**Exercise brief**:
Exact copy, no pictures: reproduce every record below as it stands.

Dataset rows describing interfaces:
━━━━━━━━━━━━━━━━
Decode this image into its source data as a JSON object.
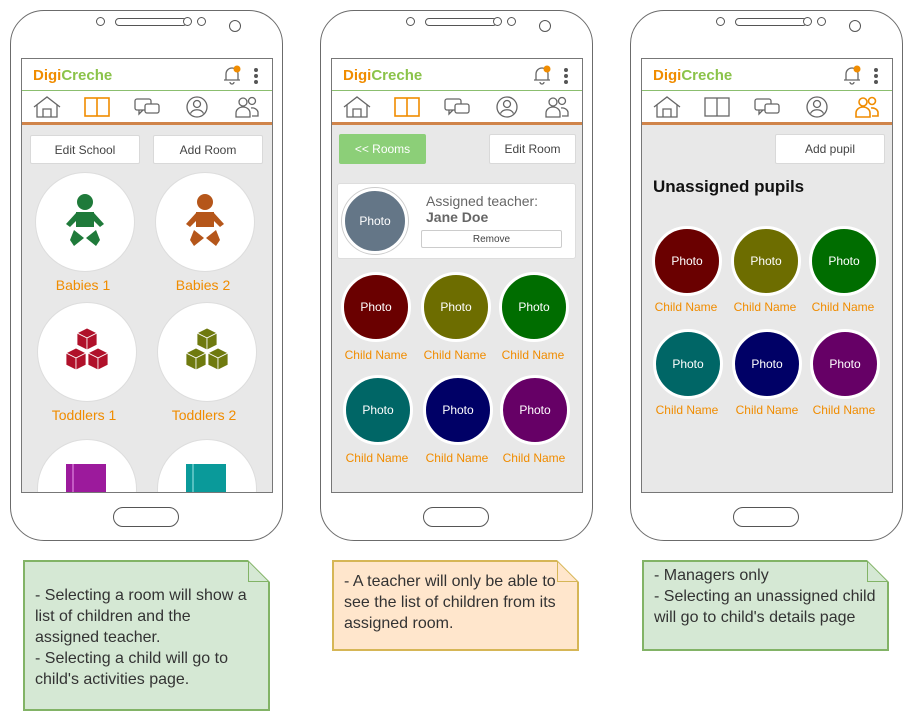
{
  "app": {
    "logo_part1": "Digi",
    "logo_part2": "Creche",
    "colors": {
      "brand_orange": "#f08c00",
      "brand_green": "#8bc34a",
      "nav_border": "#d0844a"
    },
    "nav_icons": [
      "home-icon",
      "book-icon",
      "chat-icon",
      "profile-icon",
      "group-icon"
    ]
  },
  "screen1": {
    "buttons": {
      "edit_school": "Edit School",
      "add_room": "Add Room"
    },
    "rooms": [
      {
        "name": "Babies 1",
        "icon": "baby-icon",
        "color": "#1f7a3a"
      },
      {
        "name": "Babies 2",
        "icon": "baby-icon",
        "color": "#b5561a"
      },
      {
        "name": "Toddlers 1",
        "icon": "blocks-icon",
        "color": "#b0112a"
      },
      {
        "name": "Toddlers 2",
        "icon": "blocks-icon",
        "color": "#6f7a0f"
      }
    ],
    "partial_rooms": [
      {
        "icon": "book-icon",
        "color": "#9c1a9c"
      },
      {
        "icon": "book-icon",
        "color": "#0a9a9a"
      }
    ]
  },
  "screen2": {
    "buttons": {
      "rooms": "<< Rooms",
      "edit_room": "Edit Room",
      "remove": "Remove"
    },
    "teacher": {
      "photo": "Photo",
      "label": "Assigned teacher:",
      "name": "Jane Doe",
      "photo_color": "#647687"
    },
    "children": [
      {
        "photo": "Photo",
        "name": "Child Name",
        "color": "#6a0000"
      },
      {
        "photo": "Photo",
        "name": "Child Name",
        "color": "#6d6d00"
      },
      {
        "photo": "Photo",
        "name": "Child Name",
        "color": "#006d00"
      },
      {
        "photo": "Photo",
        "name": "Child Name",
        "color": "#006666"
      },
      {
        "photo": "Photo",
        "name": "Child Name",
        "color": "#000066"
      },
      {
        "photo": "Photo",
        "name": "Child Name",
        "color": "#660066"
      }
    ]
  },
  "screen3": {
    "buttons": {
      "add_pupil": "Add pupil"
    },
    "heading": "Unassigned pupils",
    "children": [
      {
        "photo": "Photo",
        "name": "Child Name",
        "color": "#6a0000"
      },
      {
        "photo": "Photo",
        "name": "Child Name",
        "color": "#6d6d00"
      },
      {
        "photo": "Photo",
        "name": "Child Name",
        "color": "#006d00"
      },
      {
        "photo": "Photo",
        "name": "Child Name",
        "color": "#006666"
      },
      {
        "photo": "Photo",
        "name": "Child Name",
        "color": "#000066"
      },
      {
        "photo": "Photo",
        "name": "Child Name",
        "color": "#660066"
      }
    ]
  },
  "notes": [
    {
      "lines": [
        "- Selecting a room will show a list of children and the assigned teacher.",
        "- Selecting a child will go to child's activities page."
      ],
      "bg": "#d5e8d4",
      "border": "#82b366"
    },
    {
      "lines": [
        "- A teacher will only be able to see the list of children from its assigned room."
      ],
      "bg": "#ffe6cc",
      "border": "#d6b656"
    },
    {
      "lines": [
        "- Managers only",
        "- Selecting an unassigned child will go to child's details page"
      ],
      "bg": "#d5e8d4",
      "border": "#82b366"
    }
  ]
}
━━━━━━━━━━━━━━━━
**Problem solution**:
Decode this image into its source data as a JSON object.
{
  "app": {
    "logo_part1": "Digi",
    "logo_part2": "Creche",
    "colors": {
      "brand_orange": "#f08c00",
      "brand_green": "#8bc34a",
      "nav_border": "#d0844a"
    },
    "nav_icons": [
      "home-icon",
      "book-icon",
      "chat-icon",
      "profile-icon",
      "group-icon"
    ]
  },
  "screen1": {
    "buttons": {
      "edit_school": "Edit School",
      "add_room": "Add Room"
    },
    "rooms": [
      {
        "name": "Babies 1",
        "icon": "baby-icon",
        "color": "#1f7a3a"
      },
      {
        "name": "Babies 2",
        "icon": "baby-icon",
        "color": "#b5561a"
      },
      {
        "name": "Toddlers 1",
        "icon": "blocks-icon",
        "color": "#b0112a"
      },
      {
        "name": "Toddlers 2",
        "icon": "blocks-icon",
        "color": "#6f7a0f"
      }
    ],
    "partial_rooms": [
      {
        "icon": "book-icon",
        "color": "#9c1a9c"
      },
      {
        "icon": "book-icon",
        "color": "#0a9a9a"
      }
    ]
  },
  "screen2": {
    "buttons": {
      "rooms": "<< Rooms",
      "edit_room": "Edit Room",
      "remove": "Remove"
    },
    "teacher": {
      "photo": "Photo",
      "label": "Assigned teacher:",
      "name": "Jane Doe",
      "photo_color": "#647687"
    },
    "children": [
      {
        "photo": "Photo",
        "name": "Child Name",
        "color": "#6a0000"
      },
      {
        "photo": "Photo",
        "name": "Child Name",
        "color": "#6d6d00"
      },
      {
        "photo": "Photo",
        "name": "Child Name",
        "color": "#006d00"
      },
      {
        "photo": "Photo",
        "name": "Child Name",
        "color": "#006666"
      },
      {
        "photo": "Photo",
        "name": "Child Name",
        "color": "#000066"
      },
      {
        "photo": "Photo",
        "name": "Child Name",
        "color": "#660066"
      }
    ]
  },
  "screen3": {
    "buttons": {
      "add_pupil": "Add pupil"
    },
    "heading": "Unassigned pupils",
    "children": [
      {
        "photo": "Photo",
        "name": "Child Name",
        "color": "#6a0000"
      },
      {
        "photo": "Photo",
        "name": "Child Name",
        "color": "#6d6d00"
      },
      {
        "photo": "Photo",
        "name": "Child Name",
        "color": "#006d00"
      },
      {
        "photo": "Photo",
        "name": "Child Name",
        "color": "#006666"
      },
      {
        "photo": "Photo",
        "name": "Child Name",
        "color": "#000066"
      },
      {
        "photo": "Photo",
        "name": "Child Name",
        "color": "#660066"
      }
    ]
  },
  "notes": [
    {
      "lines": [
        "- Selecting a room will show a list of children and the assigned teacher.",
        "- Selecting a child will go to child's activities page."
      ],
      "bg": "#d5e8d4",
      "border": "#82b366"
    },
    {
      "lines": [
        "- A teacher will only be able to see the list of children from its assigned room."
      ],
      "bg": "#ffe6cc",
      "border": "#d6b656"
    },
    {
      "lines": [
        "- Managers only",
        "- Selecting an unassigned child will go to child's details page"
      ],
      "bg": "#d5e8d4",
      "border": "#82b366"
    }
  ]
}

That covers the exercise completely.